_WHAT YOU SHOULD DO_
Please copy out each line of the entries in which "Output" appears.

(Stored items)
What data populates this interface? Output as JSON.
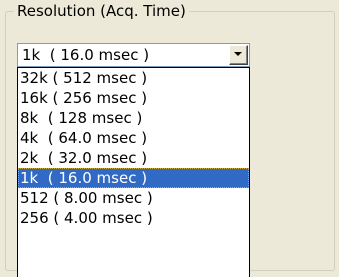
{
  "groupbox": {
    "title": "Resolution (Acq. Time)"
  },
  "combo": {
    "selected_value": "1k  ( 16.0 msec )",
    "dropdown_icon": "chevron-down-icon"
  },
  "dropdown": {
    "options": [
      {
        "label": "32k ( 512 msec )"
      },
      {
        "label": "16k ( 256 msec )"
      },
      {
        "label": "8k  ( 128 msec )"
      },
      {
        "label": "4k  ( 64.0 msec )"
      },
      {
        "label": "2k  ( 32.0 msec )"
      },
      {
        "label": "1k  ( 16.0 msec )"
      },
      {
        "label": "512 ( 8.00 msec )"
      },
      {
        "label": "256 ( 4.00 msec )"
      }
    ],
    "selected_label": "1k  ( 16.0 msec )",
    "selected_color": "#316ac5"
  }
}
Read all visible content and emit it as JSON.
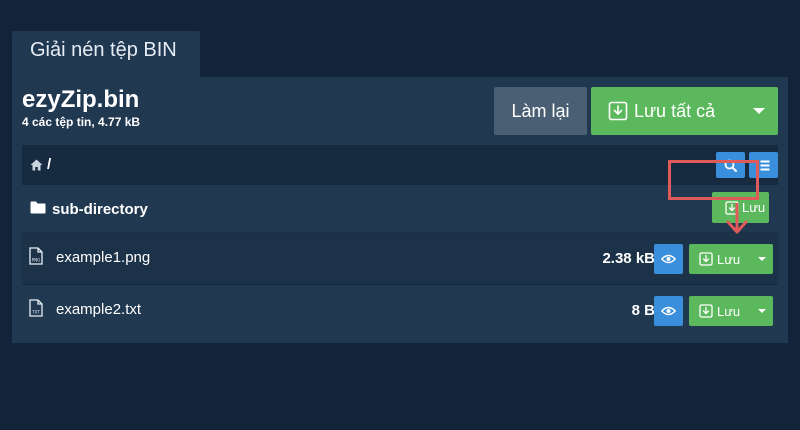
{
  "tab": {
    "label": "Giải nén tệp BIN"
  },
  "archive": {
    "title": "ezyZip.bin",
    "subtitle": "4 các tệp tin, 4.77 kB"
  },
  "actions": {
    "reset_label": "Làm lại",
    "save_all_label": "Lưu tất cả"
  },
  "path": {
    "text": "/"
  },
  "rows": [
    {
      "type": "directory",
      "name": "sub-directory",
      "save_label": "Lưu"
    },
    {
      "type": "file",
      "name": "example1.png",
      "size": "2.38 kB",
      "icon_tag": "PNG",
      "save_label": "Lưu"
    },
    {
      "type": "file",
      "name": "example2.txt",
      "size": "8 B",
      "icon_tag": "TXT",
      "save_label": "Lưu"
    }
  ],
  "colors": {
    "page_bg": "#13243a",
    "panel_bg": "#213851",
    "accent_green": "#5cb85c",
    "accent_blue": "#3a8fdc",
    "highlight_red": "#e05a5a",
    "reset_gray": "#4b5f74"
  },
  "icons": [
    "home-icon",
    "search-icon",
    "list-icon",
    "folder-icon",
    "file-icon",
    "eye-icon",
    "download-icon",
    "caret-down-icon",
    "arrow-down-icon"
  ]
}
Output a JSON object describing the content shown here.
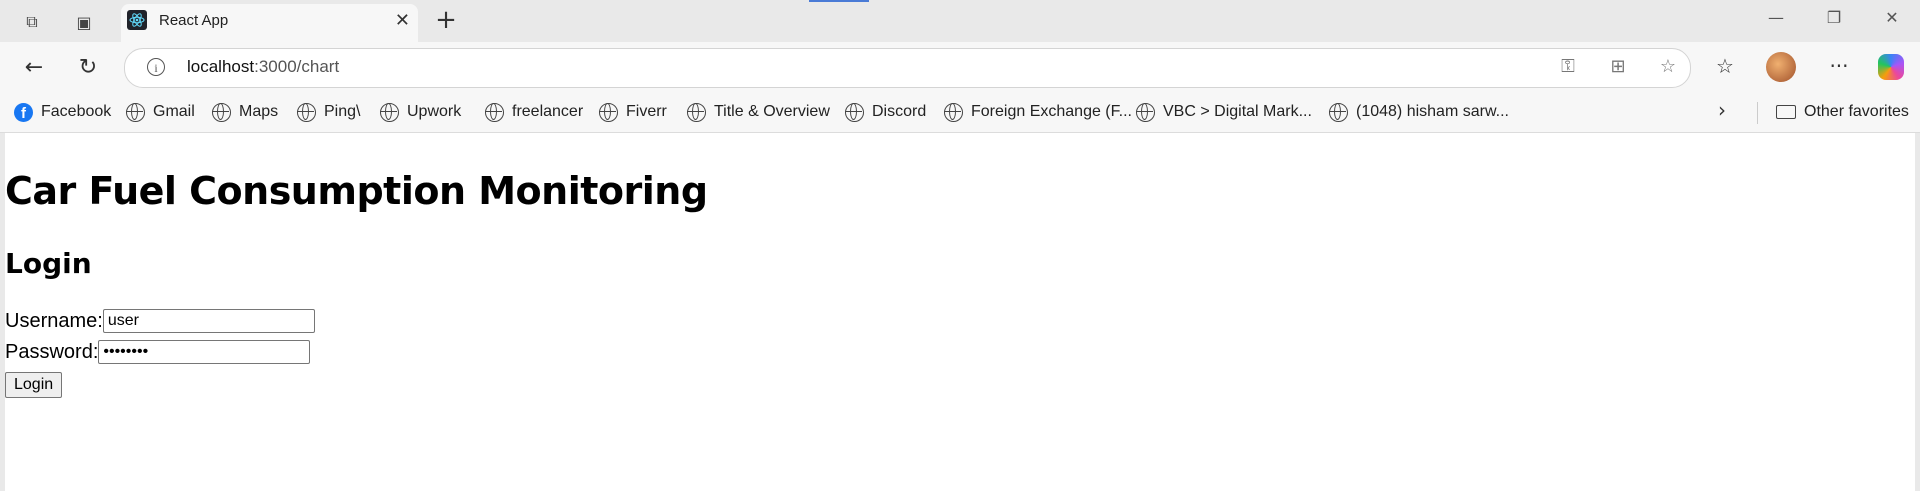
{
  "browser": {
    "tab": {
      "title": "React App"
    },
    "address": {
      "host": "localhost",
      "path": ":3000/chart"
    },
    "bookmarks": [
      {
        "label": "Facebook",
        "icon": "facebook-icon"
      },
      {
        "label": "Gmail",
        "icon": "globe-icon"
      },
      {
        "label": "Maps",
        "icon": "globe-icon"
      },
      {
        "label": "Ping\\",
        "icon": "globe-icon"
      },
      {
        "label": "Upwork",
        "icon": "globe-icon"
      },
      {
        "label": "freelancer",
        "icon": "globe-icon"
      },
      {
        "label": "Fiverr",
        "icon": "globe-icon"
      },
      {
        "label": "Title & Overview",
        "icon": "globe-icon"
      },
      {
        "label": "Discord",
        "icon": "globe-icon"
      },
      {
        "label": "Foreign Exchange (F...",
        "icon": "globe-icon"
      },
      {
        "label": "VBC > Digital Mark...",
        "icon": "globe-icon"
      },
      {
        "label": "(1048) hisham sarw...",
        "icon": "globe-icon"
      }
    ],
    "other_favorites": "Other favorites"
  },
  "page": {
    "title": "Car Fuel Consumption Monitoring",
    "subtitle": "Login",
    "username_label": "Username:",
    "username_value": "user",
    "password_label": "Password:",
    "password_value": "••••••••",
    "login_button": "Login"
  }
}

_TASK RESPONSE_
What data populates this interface? Output as JSON.
Output a JSON object describing the content shown here.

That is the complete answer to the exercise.